  • We wanted to focus on creating a system to maintain healthy breathing for firefighters. Lack of oxygen causes an increased heart rate which can cause cardiac arrest or suffocation. We went through many iterations throughout this process to decide which element of breathing we wanted to focus on.  

    Iteration 1: oxygen saturation/ hypoxia: lack of oxygen to the brain (we wanted to measure the oxygen levels in their blood) this was a clip onto the finger/ ear so that they light could shine through

    We talked to firefighter and he said that since the oxygen tanks they use monitor their oxygen levels already, hydrogen cyanide is more of an issue. He described how after they would put out the fire there are usually still toxic gases in the air. 

    Iteration 2: Hydrogen Cyanide is a form of histotoxic hypoxia. Hydrogen Cyanide poisoning is one of the leading causes of death for firefighters. Hydrogen Cyanide results from burning polymer products that use Nitrile in their production; for example, vinyl. Hydrogen Cyanide poisoning most often occurs after the fire is extinguished and there are still toxic chemicals in the air. After the firefighters are done extinguishing, they will often take off their masks and safety gear, which makes them at risk for Cyanide Poisoning. Depending on the dosage of Hydrogen Cyanide in the air, inhaling a few breaths of this toxic gas, can result in death within minutes. It's like carbon monoxide poisoning, but much faster and more deadly. (firefighters frequently inhale toxic gases that linger in the air after a fire has been put out, they're at risk once they take their safety gear off often during the cleanup process) It 3 times more powerful than carbon monoxide when bonding to the hemoglobin. (the hemoglobin is the protein molecule in red blood cells that transfers oxygen from the lungs to the body's tissues and then returns with carbon dioxide from the tissues back to the lungs.) Unfortunately, hydrogen cyanide sensors are too expensive and are very difficult to replicate. Therefore as a placeholder, we created a carbon monoxide sensor.

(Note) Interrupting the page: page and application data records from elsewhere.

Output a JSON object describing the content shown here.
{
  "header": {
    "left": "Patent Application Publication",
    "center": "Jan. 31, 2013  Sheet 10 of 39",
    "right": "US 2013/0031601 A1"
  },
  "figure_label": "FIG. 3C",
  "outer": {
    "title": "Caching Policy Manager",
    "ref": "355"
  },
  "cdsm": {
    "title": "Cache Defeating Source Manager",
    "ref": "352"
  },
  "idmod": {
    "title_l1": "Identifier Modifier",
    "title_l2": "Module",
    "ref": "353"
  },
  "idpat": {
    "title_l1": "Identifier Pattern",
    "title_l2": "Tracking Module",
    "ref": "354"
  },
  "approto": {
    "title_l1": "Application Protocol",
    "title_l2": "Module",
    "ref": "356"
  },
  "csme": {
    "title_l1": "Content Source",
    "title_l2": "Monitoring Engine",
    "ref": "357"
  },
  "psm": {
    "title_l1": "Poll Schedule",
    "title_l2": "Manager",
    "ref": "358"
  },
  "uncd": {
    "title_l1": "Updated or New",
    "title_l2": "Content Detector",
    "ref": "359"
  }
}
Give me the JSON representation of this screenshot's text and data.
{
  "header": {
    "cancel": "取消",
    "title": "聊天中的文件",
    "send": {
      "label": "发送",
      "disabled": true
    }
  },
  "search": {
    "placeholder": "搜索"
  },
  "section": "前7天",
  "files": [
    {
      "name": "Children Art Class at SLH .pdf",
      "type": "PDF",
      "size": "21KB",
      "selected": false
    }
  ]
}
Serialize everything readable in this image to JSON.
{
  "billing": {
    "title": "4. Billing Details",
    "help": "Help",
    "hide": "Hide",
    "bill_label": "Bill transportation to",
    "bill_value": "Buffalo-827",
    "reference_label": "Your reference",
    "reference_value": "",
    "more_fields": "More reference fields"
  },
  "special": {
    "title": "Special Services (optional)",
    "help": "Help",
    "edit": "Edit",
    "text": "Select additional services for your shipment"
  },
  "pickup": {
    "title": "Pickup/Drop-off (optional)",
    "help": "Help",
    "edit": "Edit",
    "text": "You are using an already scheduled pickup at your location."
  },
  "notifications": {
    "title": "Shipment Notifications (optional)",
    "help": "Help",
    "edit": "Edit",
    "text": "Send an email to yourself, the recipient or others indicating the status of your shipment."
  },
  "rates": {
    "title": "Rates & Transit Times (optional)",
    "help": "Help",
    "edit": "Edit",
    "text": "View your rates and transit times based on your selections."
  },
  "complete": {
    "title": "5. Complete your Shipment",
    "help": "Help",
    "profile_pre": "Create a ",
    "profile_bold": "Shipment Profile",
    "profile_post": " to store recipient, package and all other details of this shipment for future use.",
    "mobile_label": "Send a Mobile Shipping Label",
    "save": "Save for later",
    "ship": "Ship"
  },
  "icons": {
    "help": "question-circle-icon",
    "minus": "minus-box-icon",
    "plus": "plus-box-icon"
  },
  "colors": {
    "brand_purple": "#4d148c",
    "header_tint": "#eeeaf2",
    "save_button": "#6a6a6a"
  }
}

    Iteration 3: Regulating breathing to decrease heart rate and form a healthy breathing pattern. Firemen aren't aware of their breathing and pulse when it is sky rocketing. Therefore they breathe in the toxic gas at faster rate and can prevent a heart attack. captain said "watch your air" and this way the firemen would have more time to save their oxygen and avoid having a heart attack. It is important to be aware of their breathing and pulse before it reaches dangerous levels. 

    Biometric-Respiratory Sensor: Originally, we started experimenting with the commercial pulse sensor to get a feel for how it worked. Unfortunately, it mystified even a literal rocket scientist from MIT, so we attempted constructing a pulse sensor from scratch using a photoresistor and a red LED. Ultimately this was also a failure. We attempted to incorporate the “stethoscope” design, which works by pressing against the firefighter's neck and reading their pulse rate.  The 3D printed piece and membrane coating direct sound into the mic and block out some external noise. It can sense audio signals when the heart beats, and it uses filtering algorithms to ignore speech, breathing and other interference. With this, we finally tried to meld the respiratory and pulse sensors, at which point we realized the pulse sensor was both superfluous and ineffective. This sensor is meant to measure firefighters’ respiratory rate in order to give them information on their well-being.

    Biometric-Carbon Monoxide Sensor: The carbon monoxide sensor and buzzer overall went as planned. To program both the sensor and buzzer was a simple code. The carbon monoxide code programmed the sensor to read the carbon monoxide in the air and give an output reading. Depending on the number read, the buzzer would go off until the carbon sensor reads a safer level of carbon monoxide. The higher amount of carbon monoxide in their air, the higher frequency the buzzer would give off. This sensor is meant to warn firefighters when there is a dangerous amount of carbon monoxide in the air and it is time to move locations.